- Work request: Return each line below holding the string "JSON".

━━━

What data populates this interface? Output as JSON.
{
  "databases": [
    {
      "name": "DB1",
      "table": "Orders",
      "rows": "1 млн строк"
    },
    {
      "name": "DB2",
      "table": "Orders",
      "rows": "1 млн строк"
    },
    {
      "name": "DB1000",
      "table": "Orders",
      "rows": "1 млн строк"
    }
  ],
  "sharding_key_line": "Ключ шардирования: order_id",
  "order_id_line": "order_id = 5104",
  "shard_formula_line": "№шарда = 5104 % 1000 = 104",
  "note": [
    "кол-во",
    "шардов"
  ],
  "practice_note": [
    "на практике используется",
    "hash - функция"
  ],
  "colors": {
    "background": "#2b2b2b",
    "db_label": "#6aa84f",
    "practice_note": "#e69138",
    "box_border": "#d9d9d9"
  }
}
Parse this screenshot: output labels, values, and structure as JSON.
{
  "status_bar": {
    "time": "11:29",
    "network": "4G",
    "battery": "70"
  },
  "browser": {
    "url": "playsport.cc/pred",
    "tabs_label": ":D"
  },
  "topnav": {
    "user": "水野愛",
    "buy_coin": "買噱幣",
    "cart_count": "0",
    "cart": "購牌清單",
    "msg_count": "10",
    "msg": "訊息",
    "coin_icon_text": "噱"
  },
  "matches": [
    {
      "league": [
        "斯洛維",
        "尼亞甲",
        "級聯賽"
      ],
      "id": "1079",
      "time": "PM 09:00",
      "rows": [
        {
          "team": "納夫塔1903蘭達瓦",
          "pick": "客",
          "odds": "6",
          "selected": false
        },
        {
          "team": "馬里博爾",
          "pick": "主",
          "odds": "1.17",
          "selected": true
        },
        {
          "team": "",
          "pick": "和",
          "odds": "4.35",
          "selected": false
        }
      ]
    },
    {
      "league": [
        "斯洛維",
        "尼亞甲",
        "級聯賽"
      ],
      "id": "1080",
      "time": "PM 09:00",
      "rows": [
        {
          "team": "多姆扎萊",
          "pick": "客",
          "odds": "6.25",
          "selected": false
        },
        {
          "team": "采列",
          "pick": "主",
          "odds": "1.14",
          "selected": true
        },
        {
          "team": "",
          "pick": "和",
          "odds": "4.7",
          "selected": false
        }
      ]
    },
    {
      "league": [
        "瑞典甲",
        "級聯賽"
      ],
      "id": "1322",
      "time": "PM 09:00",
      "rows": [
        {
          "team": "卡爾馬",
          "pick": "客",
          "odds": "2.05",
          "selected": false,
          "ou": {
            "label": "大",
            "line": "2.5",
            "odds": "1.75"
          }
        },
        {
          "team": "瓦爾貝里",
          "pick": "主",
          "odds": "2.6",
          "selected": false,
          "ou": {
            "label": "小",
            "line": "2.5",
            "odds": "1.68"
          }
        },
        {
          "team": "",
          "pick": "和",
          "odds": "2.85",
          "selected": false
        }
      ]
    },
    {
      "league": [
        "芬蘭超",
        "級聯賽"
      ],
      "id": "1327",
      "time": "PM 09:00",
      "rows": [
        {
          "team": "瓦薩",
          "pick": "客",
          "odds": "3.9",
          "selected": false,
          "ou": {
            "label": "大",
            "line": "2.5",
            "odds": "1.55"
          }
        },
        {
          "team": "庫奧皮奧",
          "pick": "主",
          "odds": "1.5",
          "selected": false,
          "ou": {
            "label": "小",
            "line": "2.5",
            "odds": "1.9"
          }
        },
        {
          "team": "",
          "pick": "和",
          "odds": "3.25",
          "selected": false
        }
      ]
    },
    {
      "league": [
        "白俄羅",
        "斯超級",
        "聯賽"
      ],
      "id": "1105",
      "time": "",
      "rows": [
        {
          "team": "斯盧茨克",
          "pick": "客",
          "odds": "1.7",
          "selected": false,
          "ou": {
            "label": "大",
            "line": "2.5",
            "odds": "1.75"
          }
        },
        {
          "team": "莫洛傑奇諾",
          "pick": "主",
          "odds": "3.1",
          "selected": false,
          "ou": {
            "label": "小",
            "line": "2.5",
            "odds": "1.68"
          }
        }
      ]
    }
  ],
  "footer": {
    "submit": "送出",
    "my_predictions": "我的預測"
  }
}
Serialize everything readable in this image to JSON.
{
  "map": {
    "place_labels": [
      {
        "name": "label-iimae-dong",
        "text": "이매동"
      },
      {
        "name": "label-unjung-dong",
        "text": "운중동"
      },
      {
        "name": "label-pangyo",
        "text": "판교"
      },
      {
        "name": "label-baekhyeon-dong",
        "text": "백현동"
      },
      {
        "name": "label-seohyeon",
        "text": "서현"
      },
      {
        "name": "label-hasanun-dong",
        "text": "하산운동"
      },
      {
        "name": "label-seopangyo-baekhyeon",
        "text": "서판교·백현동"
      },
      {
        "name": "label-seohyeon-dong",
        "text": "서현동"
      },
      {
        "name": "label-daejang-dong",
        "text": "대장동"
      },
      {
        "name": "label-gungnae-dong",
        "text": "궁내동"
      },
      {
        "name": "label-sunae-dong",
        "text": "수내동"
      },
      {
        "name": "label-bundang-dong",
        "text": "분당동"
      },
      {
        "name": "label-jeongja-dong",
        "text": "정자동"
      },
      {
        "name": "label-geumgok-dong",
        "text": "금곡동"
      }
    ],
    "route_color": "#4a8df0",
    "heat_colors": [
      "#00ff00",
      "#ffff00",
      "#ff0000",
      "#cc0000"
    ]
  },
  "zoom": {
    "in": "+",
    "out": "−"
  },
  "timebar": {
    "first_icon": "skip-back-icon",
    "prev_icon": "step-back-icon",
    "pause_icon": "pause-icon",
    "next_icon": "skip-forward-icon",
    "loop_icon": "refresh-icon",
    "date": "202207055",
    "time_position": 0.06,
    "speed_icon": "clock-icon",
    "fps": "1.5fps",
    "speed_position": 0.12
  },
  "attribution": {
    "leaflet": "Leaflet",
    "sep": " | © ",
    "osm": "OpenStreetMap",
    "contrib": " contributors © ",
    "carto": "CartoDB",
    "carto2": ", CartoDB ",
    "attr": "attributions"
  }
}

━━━

- Response below:
What data populates this interface? Output as JSON.
Parse this screenshot: output labels, values, and structure as JSON.
Serialize everything readable in this image to JSON.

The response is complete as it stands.